> **How to complete this task**
If a record holds a picture, drop the picture and return the rest of the record word for word.

> **Records for this task**
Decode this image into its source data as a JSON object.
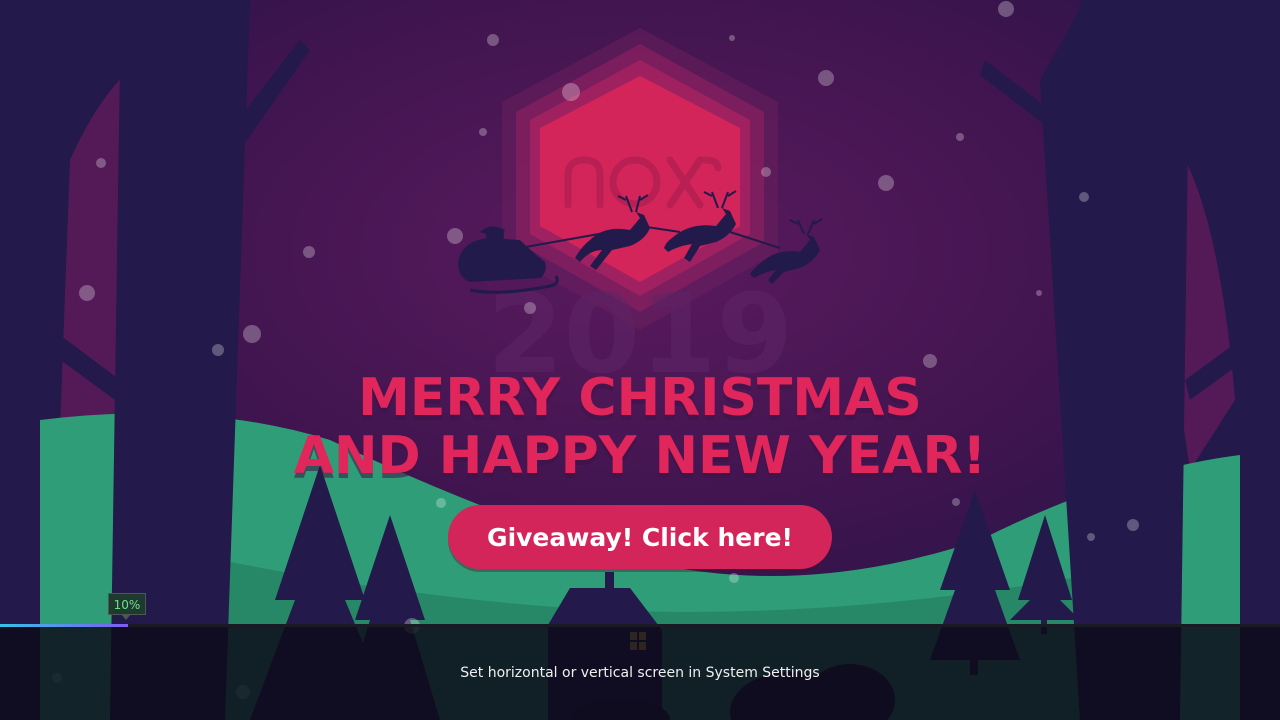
{
  "banner": {
    "brand_logo": "nox-logo",
    "year": "2019",
    "headline_line_1": "MERRY CHRISTMAS",
    "headline_line_2": "AND HAPPY NEW YEAR!",
    "cta_label": "Giveaway! Click here!"
  },
  "loading": {
    "progress_label": "10%",
    "progress_value": 0.1,
    "hint": "Set horizontal or vertical screen in System Settings"
  },
  "colors": {
    "sky": "#3a1350",
    "accent": "#e0265a",
    "hexagon": "#d3255a",
    "hill": "#2f9d78",
    "tree": "#22204f",
    "progress_start": "#35c3e8",
    "progress_end": "#7d5cf0"
  },
  "icons": {
    "sleigh": "santa-sleigh-reindeer-silhouette",
    "house_window": "lit-window-icon"
  }
}
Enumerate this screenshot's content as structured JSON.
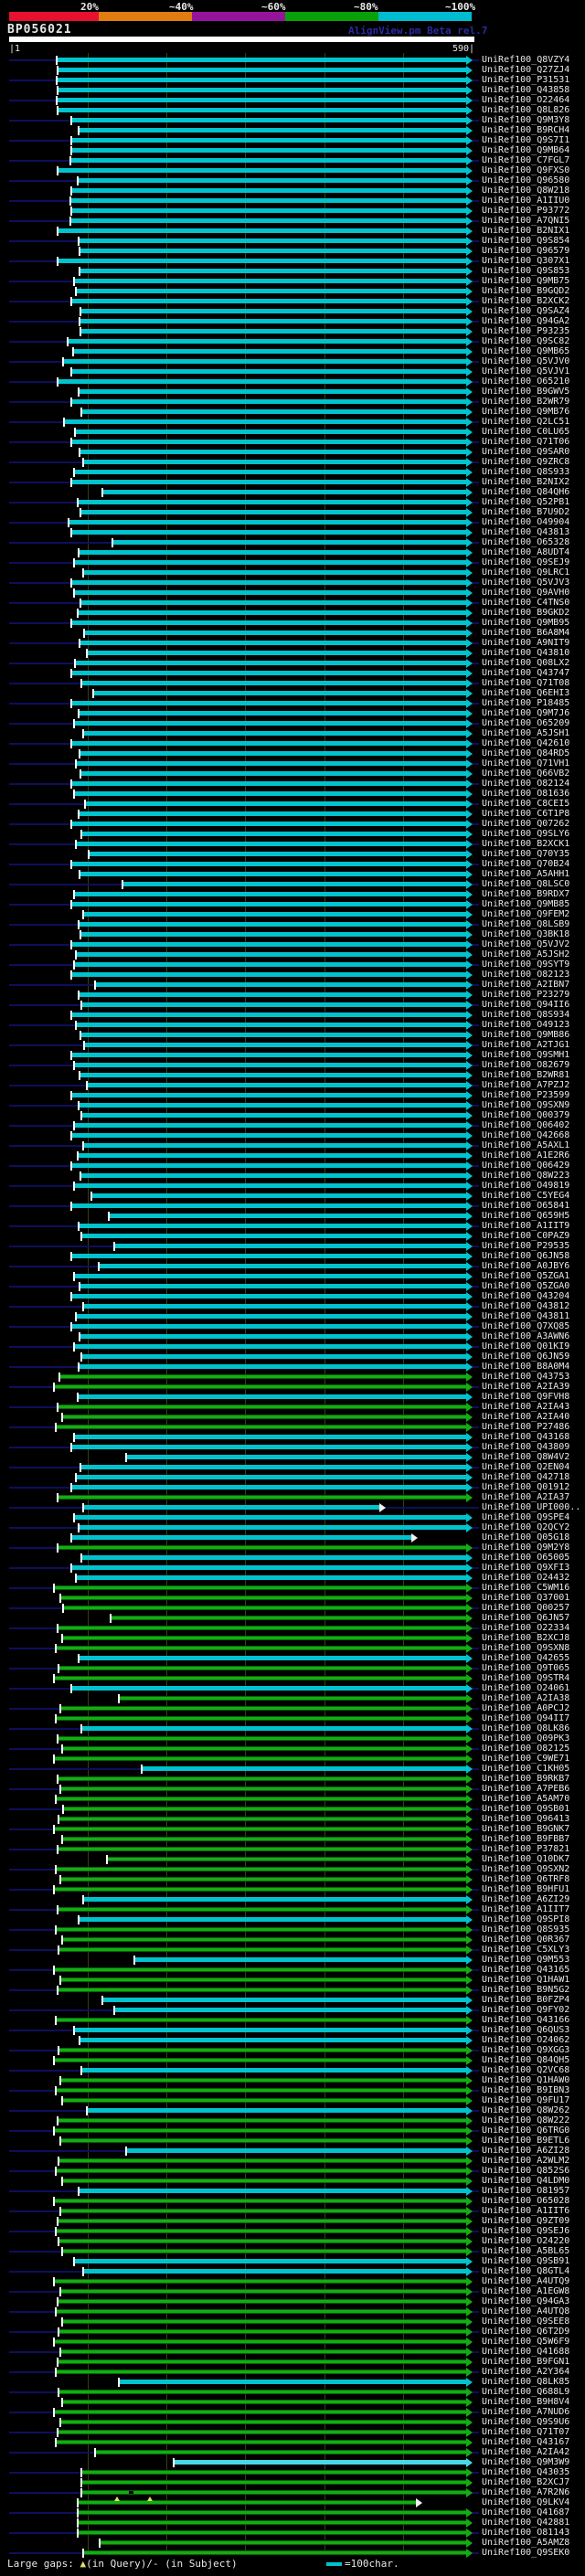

> **Answer below**
Decode this image into its source data as a JSON object.
{
  "banner": {
    "brand_logo": "nox-logo",
    "year": "2019",
    "headline_line_1": "MERRY CHRISTMAS",
    "headline_line_2": "AND HAPPY NEW YEAR!",
    "cta_label": "Giveaway! Click here!"
  },
  "loading": {
    "progress_label": "10%",
    "progress_value": 0.1,
    "hint": "Set horizontal or vertical screen in System Settings"
  },
  "colors": {
    "sky": "#3a1350",
    "accent": "#e0265a",
    "hexagon": "#d3255a",
    "hill": "#2f9d78",
    "tree": "#22204f",
    "progress_start": "#35c3e8",
    "progress_end": "#7d5cf0"
  },
  "icons": {
    "sleigh": "santa-sleigh-reindeer-silhouette",
    "house_window": "lit-window-icon"
  }
}
Enumerate this screenshot's content as structured JSON.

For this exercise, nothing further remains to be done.